Monday, January 11, 2016
Our Schools Are Not Teaching Kids What They Truly Need to Know in Favor of Teaching Them What They Don't: They Need True Art Education
Teaching art or teaching to think like an artist? | Cindy Foley | TEDxColumbus
I started my working life, in earnest, as a middle school Visual Art teacher, a line of work I continued with for 18 years. This was not something I came to casually, I graduated from university first with an undergraduate and then a Masters degree in Fine Arts Education as preparation. Somehow, though, in my confused, young mind, a mind clouded by extreme infatuation with Art, I held the mis-perception that Art was important, and should be important to everyone. Riding this high minded, but naive, notion I ran into a very unforgiving brick wall as soon as I got in the classroom.
When I was hired at the last K-12 school I taught at, the director said to me "I assume you know how to teach Art, and as I don't know anything about it, I'll simply spend some time with you going over how we run the school, its discipline code, schedule, etc." In other words not only was he telling me that he didn't care what I did with the kids, so long as it looked like I was teaching them art, but this was an area that didn't truely merit the supervision of a principal. This was very much the same speech I got from the principals at the 5 other schools I taught at before moving on to becoming a curriculum and instruction specialist for the central school system, eventually becoming the school district administrator in charge of its citywide Instructional Technology program. I'd be tempted to resent the attitude that was shown to me, but then again, the truth is that like just about everyone else I knew, both on and off the job, these principals had grown up in and gone to public school in New York City (as I had) and pretty much whatever they knew or felt about art was formed by the same school system that I was teaching it in; precious little.
This situation had an upside, though. I was free to, literally, invent the course I taught. And while I did have to expend a great deal more work than the English, Science, Math, and other subject area teachers I sat and ate lunch with every day, there were no text books or published curriculum to get me through my work days, I had to produce everything myself - this burden represented a very nourishing freedom. In the end, I invented a 7th grade, 8th grade, 9th grade sequence that took my students (I taught them without interuption as they moved through these grades sequentially) into deep explorations of drawing and design, color and painting, and sculpture and 3D design.
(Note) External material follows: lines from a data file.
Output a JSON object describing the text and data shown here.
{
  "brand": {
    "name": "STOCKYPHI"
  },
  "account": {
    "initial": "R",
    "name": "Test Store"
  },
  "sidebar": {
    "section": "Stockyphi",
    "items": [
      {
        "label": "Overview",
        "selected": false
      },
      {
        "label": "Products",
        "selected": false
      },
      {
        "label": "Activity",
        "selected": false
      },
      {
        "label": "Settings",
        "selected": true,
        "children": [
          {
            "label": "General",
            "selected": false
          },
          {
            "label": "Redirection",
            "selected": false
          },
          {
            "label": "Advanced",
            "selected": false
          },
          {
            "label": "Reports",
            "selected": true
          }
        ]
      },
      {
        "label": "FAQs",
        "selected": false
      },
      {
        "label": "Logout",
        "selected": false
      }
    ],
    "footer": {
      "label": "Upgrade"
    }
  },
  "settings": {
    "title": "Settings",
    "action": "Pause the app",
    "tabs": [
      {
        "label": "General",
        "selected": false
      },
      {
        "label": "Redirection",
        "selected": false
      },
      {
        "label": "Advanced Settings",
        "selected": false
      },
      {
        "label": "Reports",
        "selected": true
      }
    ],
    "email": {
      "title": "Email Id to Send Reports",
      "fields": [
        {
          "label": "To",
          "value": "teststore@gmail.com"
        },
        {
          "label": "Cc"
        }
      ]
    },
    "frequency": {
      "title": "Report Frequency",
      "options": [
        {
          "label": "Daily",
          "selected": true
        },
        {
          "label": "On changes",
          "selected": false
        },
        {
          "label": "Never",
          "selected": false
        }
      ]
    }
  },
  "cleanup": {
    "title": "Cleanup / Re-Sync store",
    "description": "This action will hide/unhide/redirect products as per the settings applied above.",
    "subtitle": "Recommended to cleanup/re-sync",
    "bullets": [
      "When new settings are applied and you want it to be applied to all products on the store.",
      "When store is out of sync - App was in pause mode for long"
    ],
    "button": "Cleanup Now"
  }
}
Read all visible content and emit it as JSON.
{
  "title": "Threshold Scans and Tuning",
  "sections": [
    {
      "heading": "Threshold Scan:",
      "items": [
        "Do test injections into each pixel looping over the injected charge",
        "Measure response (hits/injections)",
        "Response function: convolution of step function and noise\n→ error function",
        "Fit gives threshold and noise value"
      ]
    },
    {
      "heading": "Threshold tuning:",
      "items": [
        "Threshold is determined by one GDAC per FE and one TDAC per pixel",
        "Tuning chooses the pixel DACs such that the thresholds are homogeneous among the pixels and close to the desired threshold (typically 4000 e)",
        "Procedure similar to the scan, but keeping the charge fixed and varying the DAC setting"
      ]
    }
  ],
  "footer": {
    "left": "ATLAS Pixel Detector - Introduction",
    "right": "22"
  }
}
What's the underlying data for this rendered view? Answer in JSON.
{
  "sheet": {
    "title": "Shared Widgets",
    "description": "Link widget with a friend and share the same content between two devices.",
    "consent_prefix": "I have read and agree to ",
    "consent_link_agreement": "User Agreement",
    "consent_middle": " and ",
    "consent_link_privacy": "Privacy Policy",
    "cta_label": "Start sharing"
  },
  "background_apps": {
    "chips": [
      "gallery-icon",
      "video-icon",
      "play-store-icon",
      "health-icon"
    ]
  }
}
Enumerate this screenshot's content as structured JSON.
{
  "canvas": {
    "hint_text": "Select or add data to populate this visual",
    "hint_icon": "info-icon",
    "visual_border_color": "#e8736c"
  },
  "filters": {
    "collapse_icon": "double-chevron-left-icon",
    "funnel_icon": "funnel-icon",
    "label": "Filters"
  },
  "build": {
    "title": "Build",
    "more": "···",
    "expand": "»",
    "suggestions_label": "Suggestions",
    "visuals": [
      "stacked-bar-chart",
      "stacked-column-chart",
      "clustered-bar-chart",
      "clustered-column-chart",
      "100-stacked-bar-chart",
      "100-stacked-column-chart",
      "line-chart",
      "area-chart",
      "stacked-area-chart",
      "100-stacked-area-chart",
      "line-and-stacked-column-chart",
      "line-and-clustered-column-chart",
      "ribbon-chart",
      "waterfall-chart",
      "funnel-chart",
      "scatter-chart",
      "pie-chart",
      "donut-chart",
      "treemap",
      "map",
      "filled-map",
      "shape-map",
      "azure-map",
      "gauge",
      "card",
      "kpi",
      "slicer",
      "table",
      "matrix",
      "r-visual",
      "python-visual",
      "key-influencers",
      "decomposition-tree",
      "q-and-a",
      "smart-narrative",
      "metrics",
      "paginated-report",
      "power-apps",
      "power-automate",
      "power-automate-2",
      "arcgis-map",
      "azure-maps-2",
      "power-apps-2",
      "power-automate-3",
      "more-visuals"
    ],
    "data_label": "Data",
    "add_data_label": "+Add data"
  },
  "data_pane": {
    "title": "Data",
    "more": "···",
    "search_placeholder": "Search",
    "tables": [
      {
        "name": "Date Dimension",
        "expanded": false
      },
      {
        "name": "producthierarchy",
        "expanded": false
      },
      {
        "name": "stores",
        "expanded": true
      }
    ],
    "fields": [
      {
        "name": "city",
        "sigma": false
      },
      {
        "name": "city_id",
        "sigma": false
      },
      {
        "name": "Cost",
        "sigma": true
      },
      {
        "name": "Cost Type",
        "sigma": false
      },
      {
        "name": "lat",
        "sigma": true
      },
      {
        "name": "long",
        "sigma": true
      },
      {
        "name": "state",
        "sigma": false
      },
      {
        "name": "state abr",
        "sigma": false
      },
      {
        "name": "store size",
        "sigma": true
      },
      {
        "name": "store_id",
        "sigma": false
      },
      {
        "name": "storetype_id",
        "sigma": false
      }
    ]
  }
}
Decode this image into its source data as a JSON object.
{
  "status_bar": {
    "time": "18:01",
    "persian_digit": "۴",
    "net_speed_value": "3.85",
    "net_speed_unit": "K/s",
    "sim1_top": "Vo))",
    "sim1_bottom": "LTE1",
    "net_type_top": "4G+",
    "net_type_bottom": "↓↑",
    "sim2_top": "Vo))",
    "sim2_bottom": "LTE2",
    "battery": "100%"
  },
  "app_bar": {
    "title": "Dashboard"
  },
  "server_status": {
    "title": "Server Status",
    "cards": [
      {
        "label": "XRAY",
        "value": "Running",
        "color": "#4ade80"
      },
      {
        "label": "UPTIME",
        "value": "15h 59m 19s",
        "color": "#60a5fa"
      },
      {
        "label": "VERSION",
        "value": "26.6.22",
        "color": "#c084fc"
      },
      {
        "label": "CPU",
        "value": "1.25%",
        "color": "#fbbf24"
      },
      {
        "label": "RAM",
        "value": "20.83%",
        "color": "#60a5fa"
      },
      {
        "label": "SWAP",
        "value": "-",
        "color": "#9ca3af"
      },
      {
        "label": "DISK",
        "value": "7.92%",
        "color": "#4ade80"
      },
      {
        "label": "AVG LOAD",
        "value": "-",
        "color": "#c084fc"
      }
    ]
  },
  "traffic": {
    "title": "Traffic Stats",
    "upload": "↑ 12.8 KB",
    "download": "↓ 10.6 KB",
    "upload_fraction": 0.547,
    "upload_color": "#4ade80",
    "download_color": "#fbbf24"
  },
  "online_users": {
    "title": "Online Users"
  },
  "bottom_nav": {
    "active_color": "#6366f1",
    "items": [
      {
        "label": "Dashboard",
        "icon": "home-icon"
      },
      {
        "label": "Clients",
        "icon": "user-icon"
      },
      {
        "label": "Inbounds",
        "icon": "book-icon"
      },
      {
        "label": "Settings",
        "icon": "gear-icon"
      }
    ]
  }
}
My sequence also included a healthy dose of grappling with "What is Art?" and "What does it mean, why do people make it?" and a large helping, of "Let's get up off our mind's lazy ass and make some magic!" In other words, an exploration of creativity and being creative. Alas, many of my fellow Art teachers got through their teaching assignments by concentrating on the technical issues of making art or telling their students "Draw whatever you want, however you like!" an approach that most often fills time, but produces little of value. Startlingly, years down the road from my first love and life filling profession, Art Education, I came across this video which hit me like a ton of bricks by its insightful brilliance.
The Arts Education tragedy is a cultural meme by now, we've heard countless incantations of the hand wringing plaints of its advocates who lament that it's been cut back, or cut out entirely. But if we are honest about it, we have to admit that this is due to society not seeing much of any true value in it. Of the hundreds of school principals I've known and worked with by now, I'd have to say that while the vast majority know that they are supposed to communicate to others that they believe Art Education is important, but if their lives depended on it, they really couldn't come up with half a handful of convincing explanations as to why saying so is true. More ironically frustrating, this truth persists alongside that other viral, ever handy bit of glibness "Our salvation is tied to our ability to be creative!" and "We have to graduate students who are more creative!"
This video, in a wonderful way, connects those dots to yield an insight of true importance; that Art, and by extension, Arts (plural) Education is an important opportunity to foster learning about creativity and to develop student creativity... BUT, we must conceive it and implement it with that goal in mind. It does not follow that Art Education necessarily does those things and that if we blindly offer kids something/anything that is called and can be construed to be Art Education, this crucial goal will be achieved.
This video, though, offers some great detailed exploration of those ideas. And it is important... VERY important. You know, one of the things that truly frightens me about contemporary public school education is that its failure to achieve its goals obscures the far greater peril that IF we were to reach them we'd find that the goals themselves would ensure another, more insidious variety of failure. In other words, heaven help us if our kids were to, en mass, ace those standardized tests... if they did we'd probably finally find out that the education they got in our schools still wouldn't add up to them being individuals who are competent, let alone masterful, in doing things that really matter in our world. Individuals learn those things, far too often, in spite of the education they receive in public school, not because of them... and this is especially true in the current 'Culture of Accountability'-driven testing/test prep-centric variety of schooling that we run our kids through. This video offers an alternative understanding: give kids Arts Education, but not instruction in How To draw and paint, How To finger a clarinet, How To write a haiku, those things are fine but they are support skills. What we need to do is teach them, teach them all and teach them well, how to think like an artist! Artists de-construct the world they live in and invent ways to re-construct it as they need it to be. It's very much like being a Scientist and Engineer, and most importantly the artist's way of thinking is a vital entry point by which we all can learn to better understand and impact the things around us. So there!